|International Classification||G06F7/62, G06F7/509, H03H21/00, G06F7/50, H03H15/00, H03H17/00, H04B3/06|
|Cooperative Classification||G06F7/5095, G06F7/62|
|European Classification||G06F7/62, G06F7/509A|
|Nov 19, 1992||AS||Assignment|
Owner name: GENERAL INSTRUMENT CORPORATION, PENNSYLVANIA
Free format text: ASSIGNMENT OF ASSIGNORS INTEREST.;ASSIGNORS:WU, ALLEN;PAIK, WOO H.;REEL/FRAME:006302/0810
Effective date: 19921111
|Sep 30, 1997||FPAY||Fee payment|
Year of fee payment: 4

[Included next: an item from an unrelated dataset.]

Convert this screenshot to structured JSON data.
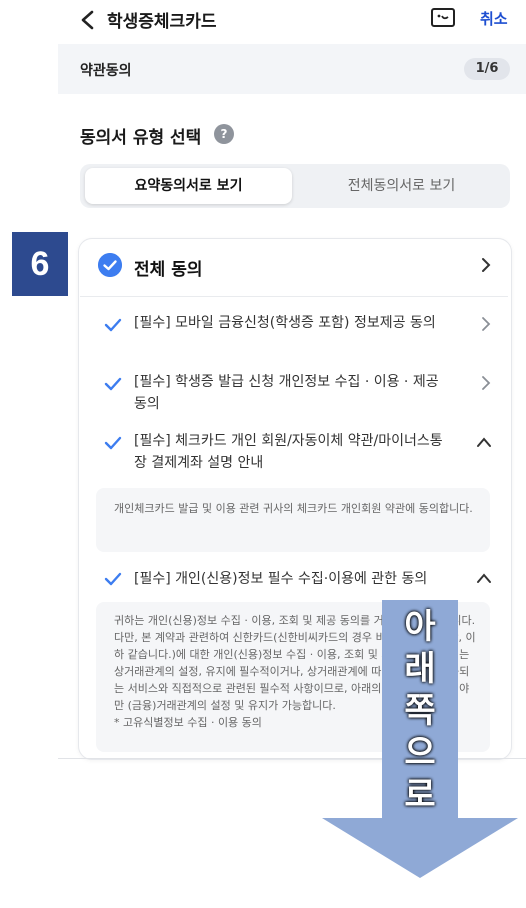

|Apr 21, 1998||AS||Assignment|
Owner name: GENERAL INSTRUMENT CORPORATION (GIC-4), PENNSYLVAN
Free format text: ASSIGNMENT OF ASSIGNORS INTEREST;ASSIGNOR:GENERAL INSTRUMENT CORPORATION (GIC-2);REEL/FRAME:009187/0956
Effective date: 19980414

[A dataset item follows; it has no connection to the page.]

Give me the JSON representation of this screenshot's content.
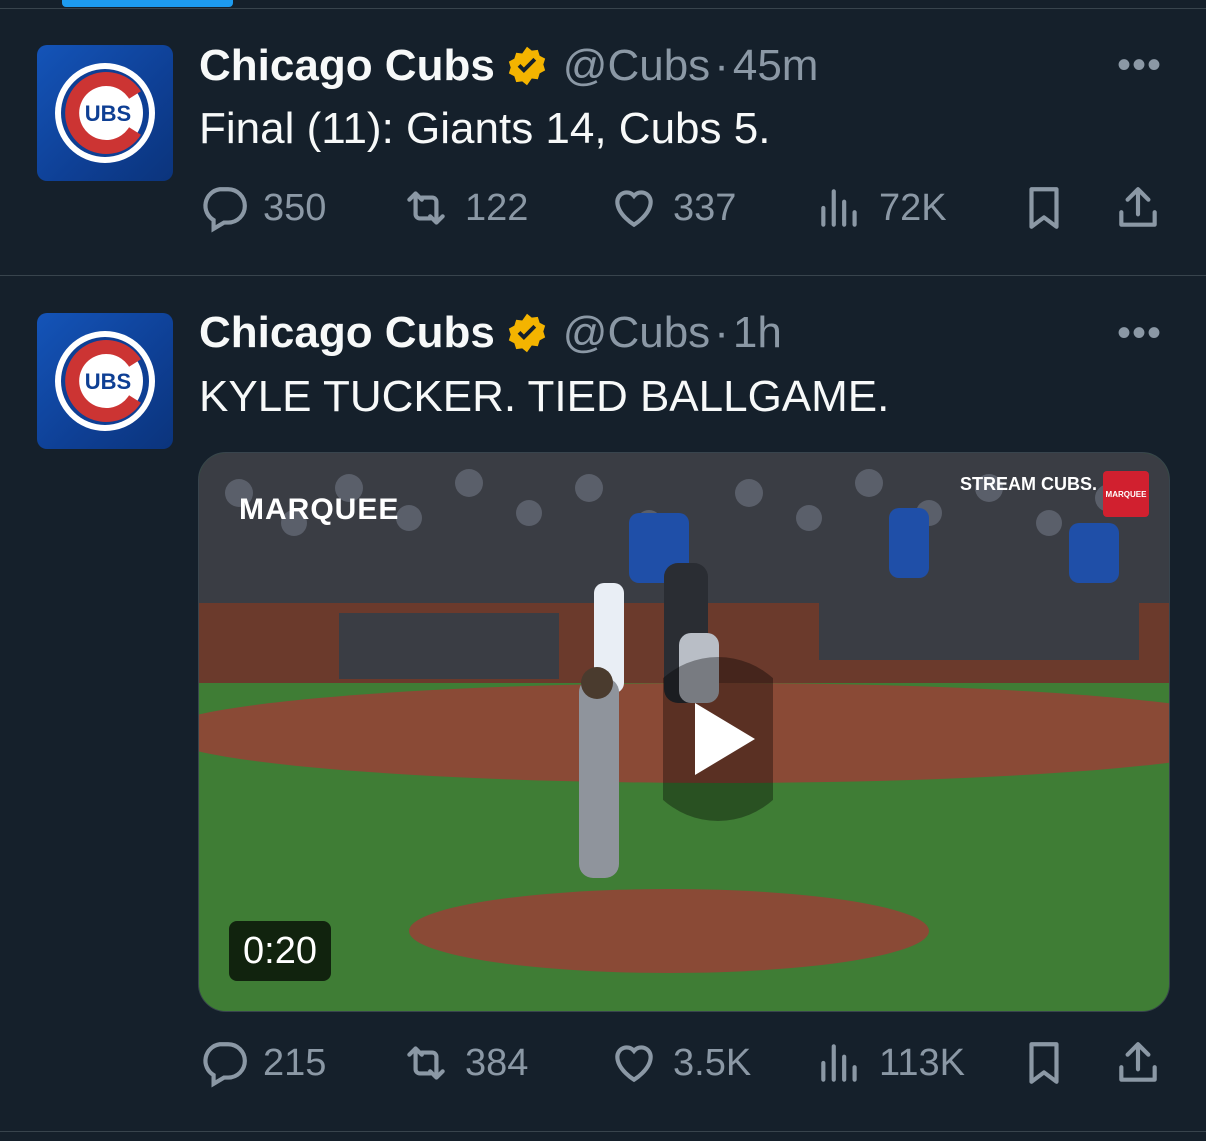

|Sep 28, 2001||FPAY||Fee payment|
Year of fee payment: 8
|Sep 27, 2005||FPAY||Fee payment|
Year of fee payment: 12